Jacob Teitelbaum
Integrative Medicine
Snacks are an important because they help keep your blood sugar stable. Enjoy a snack about two to three hours after lunch. During the day, snack on mixed nuts and cheeses. Hard-boiled eggs make great snacks, too.

 A bedtime snack will keep your blood sugar stable while you sleep. A few ounces of turkey is a good option at bedtime--it balances your blood sugar and contains tryptophan, which may also improve your sleep.
Beat Sugar Addiction Now!: The Cutting-Edge Program That Cures Your Type of Sugar Addiction and Puts You on the Road to Feeling Great - and Losing Weight!

More About this Book

Beat Sugar Addiction Now!: The Cutting-Edge Program That Cures Your Type of Sugar Addiction and Puts You on the Road to Feeling Great - and Losing Weight!

The No-Fail Plan to Beating Sugar Addiction! With one-third of our calories coming from sugar and white flour added to processed foods, sugar addiction is a rapidly growing epidemic. However, unlike...

Continue Learning about Diabetes


Diabetes mellitus (MEL-ih-tus), often referred to as diabetes, is characterized by high blood glucose (sugar) levels that result from the body’s inability to produce enough insulin and/or effectively utilize the insulin. Diabetes ...

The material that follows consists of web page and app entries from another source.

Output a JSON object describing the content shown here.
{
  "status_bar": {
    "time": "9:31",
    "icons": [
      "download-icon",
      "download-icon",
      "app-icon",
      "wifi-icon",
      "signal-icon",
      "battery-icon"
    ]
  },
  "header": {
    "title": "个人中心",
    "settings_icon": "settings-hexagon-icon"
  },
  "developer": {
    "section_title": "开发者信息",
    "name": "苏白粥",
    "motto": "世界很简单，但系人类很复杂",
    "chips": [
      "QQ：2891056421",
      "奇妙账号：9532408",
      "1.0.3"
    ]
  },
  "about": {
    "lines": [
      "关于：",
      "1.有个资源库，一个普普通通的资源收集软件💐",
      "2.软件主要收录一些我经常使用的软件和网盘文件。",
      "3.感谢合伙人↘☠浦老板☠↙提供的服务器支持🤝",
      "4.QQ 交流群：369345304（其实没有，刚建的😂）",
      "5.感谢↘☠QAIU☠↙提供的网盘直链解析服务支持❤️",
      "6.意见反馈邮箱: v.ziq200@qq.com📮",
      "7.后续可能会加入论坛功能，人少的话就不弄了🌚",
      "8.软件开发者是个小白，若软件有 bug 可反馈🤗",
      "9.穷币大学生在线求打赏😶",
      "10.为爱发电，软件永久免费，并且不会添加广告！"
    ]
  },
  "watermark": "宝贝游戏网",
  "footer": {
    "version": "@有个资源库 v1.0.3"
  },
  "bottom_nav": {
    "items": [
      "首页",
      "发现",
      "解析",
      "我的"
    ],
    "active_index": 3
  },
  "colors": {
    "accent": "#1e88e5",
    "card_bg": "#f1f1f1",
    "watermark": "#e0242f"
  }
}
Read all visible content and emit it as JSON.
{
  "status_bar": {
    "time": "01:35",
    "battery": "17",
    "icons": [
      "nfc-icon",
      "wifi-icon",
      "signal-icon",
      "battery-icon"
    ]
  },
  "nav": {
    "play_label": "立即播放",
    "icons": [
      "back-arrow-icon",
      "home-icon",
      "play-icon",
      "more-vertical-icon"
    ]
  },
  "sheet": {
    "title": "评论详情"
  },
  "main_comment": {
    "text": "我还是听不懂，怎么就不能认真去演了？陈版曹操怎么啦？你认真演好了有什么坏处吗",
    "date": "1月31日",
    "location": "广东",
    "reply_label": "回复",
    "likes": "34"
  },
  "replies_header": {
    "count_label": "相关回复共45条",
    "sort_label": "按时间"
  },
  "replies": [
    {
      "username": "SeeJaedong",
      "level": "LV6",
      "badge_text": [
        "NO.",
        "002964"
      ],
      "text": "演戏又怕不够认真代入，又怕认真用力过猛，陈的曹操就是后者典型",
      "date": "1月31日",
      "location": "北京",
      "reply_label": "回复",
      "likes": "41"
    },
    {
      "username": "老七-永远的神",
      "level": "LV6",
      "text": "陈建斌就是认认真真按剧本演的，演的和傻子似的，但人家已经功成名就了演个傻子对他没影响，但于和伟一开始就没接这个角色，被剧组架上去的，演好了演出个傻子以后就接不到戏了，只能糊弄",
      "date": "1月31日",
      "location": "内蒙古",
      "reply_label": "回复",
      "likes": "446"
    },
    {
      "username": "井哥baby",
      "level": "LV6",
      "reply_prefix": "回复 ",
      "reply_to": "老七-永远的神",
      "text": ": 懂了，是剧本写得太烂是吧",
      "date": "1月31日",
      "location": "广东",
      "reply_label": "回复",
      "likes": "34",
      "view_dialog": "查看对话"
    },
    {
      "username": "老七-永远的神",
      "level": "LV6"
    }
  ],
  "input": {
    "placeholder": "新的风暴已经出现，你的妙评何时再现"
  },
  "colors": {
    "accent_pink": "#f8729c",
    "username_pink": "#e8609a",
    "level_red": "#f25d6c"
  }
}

is a serious, life-long condition and the sixth leading cause of death in the United States. Diabetes is a disorder of metabolism (the body's way of digesting food and converting it into energy). There are three forms of diabetes. Type 1 diabetes is an autoimmune disease that accounts for five- to 10-percent of all diagnosed cases of diabetes. Type 2 diabetes may account for 90- to 95-percent of all diagnosed cases. The third type of diabetes occurs in pregnancy and is referred to as gestational diabetes. Left untreated, gestational diabetes can cause health issues for pregnant women and their babies. People with diabetes can take preventive steps to control this disease and decrease the risk of further complications.

Important: This content reflects information from various individuals and organizations and may offer alternative or opposing points of view. It should not be used for medical advice, diagnosis or treatment. As always, you should consult with your healthcare provider about your specific health needs.